Divya who hails from a tiny village of Chamoli, Uttarakhand has become the headlines of several tabloids and top notch websites who have written full-fledged articles praising Divya’s work in mushroom farming. But do you know behind all this name and fame there is an unheard story that nobody talks about? Divya has become a role model for all the youngsters who want to do something for the state and develop opportunities for its people. But her journey so far hasn’t been easy as she lost her father at the young age of 7. Having seen many ups and downs in her life, Divya not only completed her graduation from a prestigious college but was able to grab some handsome job offers from highly revered MNC’s, but her love for the locals and the penchant for the hills persuaded her to leave the lucrative job and move to Delhi for pursuing Masters in Social Work. By the time she received her post-graduation degree, she had dreams of soaring high and giving wings to the dreams of other people. Divya’s aim was to indulge in farming and being an advocate for Women Empowerment she wanted to uplift the women of the entire region. With little or no cash in hand, she came to Dehradun for learning about Mushroom business and finally started mushroom farming.

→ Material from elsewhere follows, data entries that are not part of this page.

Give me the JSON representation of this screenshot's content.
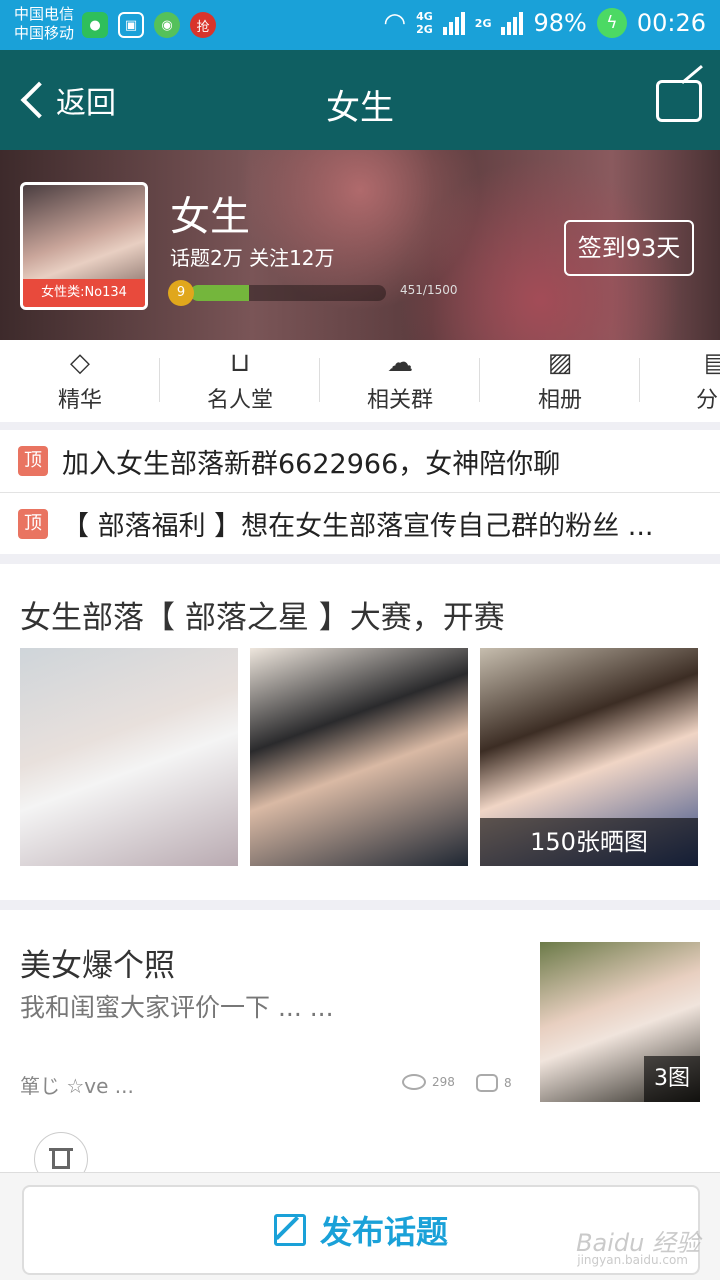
{
  "status_bar": {
    "carrier1": "中国电信",
    "carrier2": "中国移动",
    "net1": "4G",
    "net2": "2G",
    "net3": "2G",
    "battery": "98%",
    "time": "00:26",
    "app_icons": [
      "wechat-icon",
      "gallery-icon",
      "game-icon",
      "red-packet-icon"
    ]
  },
  "title_bar": {
    "back_label": "返回",
    "title": "女生"
  },
  "tribe": {
    "name": "女生",
    "stats": "话题2万 关注12万",
    "avatar_badge": "女性类:No134",
    "level": "9",
    "progress_text": "451/1500",
    "progress_fraction": 0.3,
    "signin_label": "签到93天"
  },
  "tabs": [
    {
      "label": "精华",
      "icon": "diamond-icon"
    },
    {
      "label": "名人堂",
      "icon": "sofa-icon"
    },
    {
      "label": "相关群",
      "icon": "group-icon"
    },
    {
      "label": "相册",
      "icon": "photo-icon"
    },
    {
      "label": "分",
      "icon": "category-icon"
    }
  ],
  "notices": [
    {
      "tag": "顶",
      "text": "加入女生部落新群6622966，女神陪你聊"
    },
    {
      "tag": "顶",
      "text": "【 部落福利 】想在女生部落宣传自己群的粉丝 ..."
    }
  ],
  "contest": {
    "title": "女生部落【 部落之星 】大赛，开赛",
    "photo_count": "150张晒图"
  },
  "post": {
    "title": "美女爆个照",
    "summary": "我和闺蜜大家评价一下 ... ...",
    "author": "箪じ ☆ve ...",
    "views": "298",
    "comments": "8",
    "thumb_count": "3图"
  },
  "bottom": {
    "publish_label": "发布话题",
    "watermark": "Baidu 经验",
    "watermark_sub": "jingyan.baidu.com"
  },
  "colors": {
    "status_bar": "#1aa1d8",
    "title_bar": "#0f5f62",
    "accent": "#1aa1d8",
    "pin_tag": "#e97461",
    "level_fill": "#74b63c"
  }
}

Having no family or friend support Divya went on a solo journey to flourish Mushroom farming in the state. Since nobody believed in her vision, she was constantly advised to return back to the corporate world as she may get nothing out of it. Initially, she started the business with a small investment of a few lakh rupees. Shaking the dirt off her shoulders, Divya followed her vision and prove everybody wrong as she not only tasted success but was able to give employment to many needy families. Now she proudly boasts about her quality mushrooms that she grows at Motherawala (Dehradun) and Chamoli. In an interview, Divya said, “Our output is 80 kg to 90 kg of button mushrooms per day and we want to explore newer varieties. Over the last one year, we have started cultivating milky mushroom (paalkoon), which grows the year round, and oyster mushroom (chippi koon), which is a seasonal crop and has many takers. These varieties are known for their delectable taste”. She further added, “In the aftermath of the 2013 disaster, I found several houses had been abandoned. I decided to use them to cultivate mushrooms”.

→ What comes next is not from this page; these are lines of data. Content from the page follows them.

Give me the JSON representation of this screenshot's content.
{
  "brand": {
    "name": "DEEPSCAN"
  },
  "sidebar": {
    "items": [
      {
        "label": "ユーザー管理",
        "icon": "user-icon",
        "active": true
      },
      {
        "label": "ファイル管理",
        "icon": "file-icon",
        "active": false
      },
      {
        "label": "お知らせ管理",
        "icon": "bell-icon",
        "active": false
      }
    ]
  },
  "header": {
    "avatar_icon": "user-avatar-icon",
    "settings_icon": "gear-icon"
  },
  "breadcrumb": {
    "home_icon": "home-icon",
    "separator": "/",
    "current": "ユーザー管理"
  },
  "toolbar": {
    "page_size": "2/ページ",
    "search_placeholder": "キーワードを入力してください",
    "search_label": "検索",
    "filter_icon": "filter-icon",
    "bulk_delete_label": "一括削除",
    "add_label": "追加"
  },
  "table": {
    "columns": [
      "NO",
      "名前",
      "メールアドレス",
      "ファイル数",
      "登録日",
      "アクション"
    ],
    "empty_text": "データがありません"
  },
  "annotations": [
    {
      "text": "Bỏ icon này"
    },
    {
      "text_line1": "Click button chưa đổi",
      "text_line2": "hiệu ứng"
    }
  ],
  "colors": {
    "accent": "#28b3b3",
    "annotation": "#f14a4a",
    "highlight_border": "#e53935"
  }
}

Being a cash crop, mushrooms are sold at higher prices than other crops. It can be grown in the terrains and have great demand in India as well as abroad. They are used in several expensive dishes and can be grown throughout the year in any type of weather. Mushrooms do not need much care and can be cultivated indoors in a relatively smaller area. In India, growing mushroom is super easy still, there are fewer farmers who grow such crops which means there is a huge demand and supply gap. Since mushroom farming does not require huge capital, one can start cultivating mushrooms in less than Rs 100, which will not be harsh on the pockets of the poor farmers.